“I played for him all through Dixie Youth,” Jones said. “He’s an incredible coach, and he’s had a huge impact on my baseball career.”

Jones, who will soon be playing NCAA Division I ball for James Madison University, said Walker taught him the respect, hustle and physical parts of the game, while helping him develop character as a person off the field as well.

Walker, who also serves as chairman of the Charlotte County Board of Supervisors, is motivated to coach by love.

“I love Charlotte County and have spent most of my adult life trying to repay the good fortune I have of living here through service to the county and especially the children,” he said.

Back in 1958, he was actually in the shoes of the children he coaches.

“I was allowed to play on the very first Dixie team in Charlotte Court House,” he said. “Although I was only 8, the team needed ‘bodies,’ and with two older brothers, I was not afraid and thought I was as big as anyone.”

Later, Walker attended Randolph-Henry (R-H).

“When I was at R-H, we only had a varsity team, and after getting cut in eighth and ninth grade, I finally made the team,” he said, with his playing opportunities coming at second base and catcher. “I was second string and did not play much, but sitting next to Coach (Pete) Gowin I began to learn more about coaching.”

Walker said he got most of his coaching education from his uncle, Carl Vassar, who used to coach the Charlotte Court House team. And when Walker aged out of Dixie Youth Baseball, he would help Vassar by facilitating throwing and batting practice and by being a gofer.

In a photo taken in the early 1980s, Gary Walker, left, serves as an umpire, an activity he pursued for some time while developing his coaching career.

“I had fallen deeply in love with baseball early on and was always attracted to it,” Walker said. “I umpired Dixie games through high school and college and umpired high school games for about 20 years while I began my coaching career. Carl was my uncle/surrogate dad, and he encouraged me to stay with the coaching.”

Walker formed a special bond with the boys he coached.

“Having three daughters, the team players became my ‘sons,’” he said. “Teaching them to play the game and more to love the game became a passion.

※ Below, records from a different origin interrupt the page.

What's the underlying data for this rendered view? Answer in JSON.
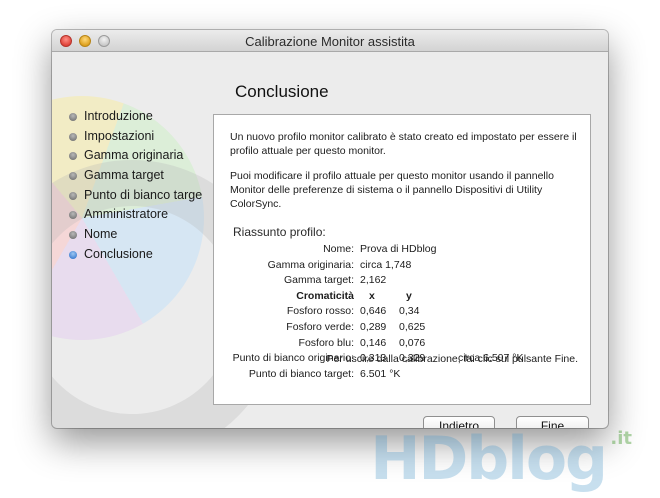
{
  "window": {
    "title": "Calibrazione Monitor assistita",
    "heading": "Conclusione"
  },
  "steps": [
    {
      "label": "Introduzione"
    },
    {
      "label": "Impostazioni"
    },
    {
      "label": "Gamma originaria"
    },
    {
      "label": "Gamma target"
    },
    {
      "label": "Punto di bianco targe"
    },
    {
      "label": "Amministratore"
    },
    {
      "label": "Nome"
    },
    {
      "label": "Conclusione",
      "active": true
    }
  ],
  "panel": {
    "paragraph1": "Un nuovo profilo monitor calibrato è stato creato ed impostato per essere il profilo attuale per questo monitor.",
    "paragraph2": "Puoi modificare il profilo attuale per questo monitor usando il pannello Monitor delle preferenze di sistema o il pannello Dispositivi di Utility ColorSync.",
    "summary_heading": "Riassunto profilo:",
    "summary": {
      "name": {
        "label": "Nome:",
        "value": "Prova di HDblog"
      },
      "gamma_original": {
        "label": "Gamma originaria:",
        "value": "circa 1,748"
      },
      "gamma_target": {
        "label": "Gamma target:",
        "value": "2,162"
      },
      "chromaticity": {
        "label": "Cromaticità",
        "x": "x",
        "y": "y"
      },
      "phosphor_red": {
        "label": "Fosforo rosso:",
        "x": "0,646",
        "y": "0,34"
      },
      "phosphor_green": {
        "label": "Fosforo verde:",
        "x": "0,289",
        "y": "0,625"
      },
      "phosphor_blue": {
        "label": "Fosforo blu:",
        "x": "0,146",
        "y": "0,076"
      },
      "white_original": {
        "label": "Punto di bianco originario:",
        "x": "0,313",
        "y": "0,329",
        "note": "circa 6.507 °K"
      },
      "white_target": {
        "label": "Punto di bianco target:",
        "value": "6.501 °K"
      }
    },
    "footer_note": "Per uscire dalla calibrazione, fai clic sul pulsante Fine."
  },
  "buttons": {
    "back": "Indietro",
    "done": "Fine"
  },
  "watermark": {
    "text": "HDblog",
    "suffix": ".it"
  }
}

The dedication and hard work it takes to become a good player translates into life experience that will serve them well as they mature.”

He said it was Vassar’s dream for the Charlotte County boys to one day advance to the Dixie Youth Baseball World Series.

“Shortly before his death he came by and after a long conversation he told me that I ‘had’ to take up that dream,” Walker said. “In 2008 on the 50th anniversary of Dixie in Charlotte, we had our first state championship and trip to the series.”

After this came state championships in 2009, 2010 and 2011 as well.

“Having seen the thrill for the teams to win at that level makes you want to coach forever, hoping to share that experience with other children,” he said.

While providing coverage of Dixie Youth Baseball in the area, Richard LeSueur has followed Walker’s teams for years, and he said he never met a manager whose teams were more prepared than Walker’s squads.

“He always scouts the other teams in the tournament, and he is absolutely a student of the game,” LeSueur said. “His teams are fundamentally sound — great defense, solid pitching and timely hitting. It’s always a pleasure to watch/follow his teams.”

And Walker has now had the pleasure of coaching multiple generations of players, including Carlton and Joseph Reed, Greg and Cameron and Matthew Vassar and Todd and Brayson Arrington.

“This year’s team had three former players with children — Mac and Jay Gee, Tim and Cade Jordan (and) Ken and Taylor and Colby Trent,” Walker said.

He noted there is a special dynamic that comes with coaching a second generation of players.

“Dad’s have ‘warned’ their children how hard it is to play for me but also told them that they will learn to be better players and better people,” Walker said.

And his willingness to pass his knowledge and principles on has helped keep Charlotte County’s tradition of baseball success alive and well.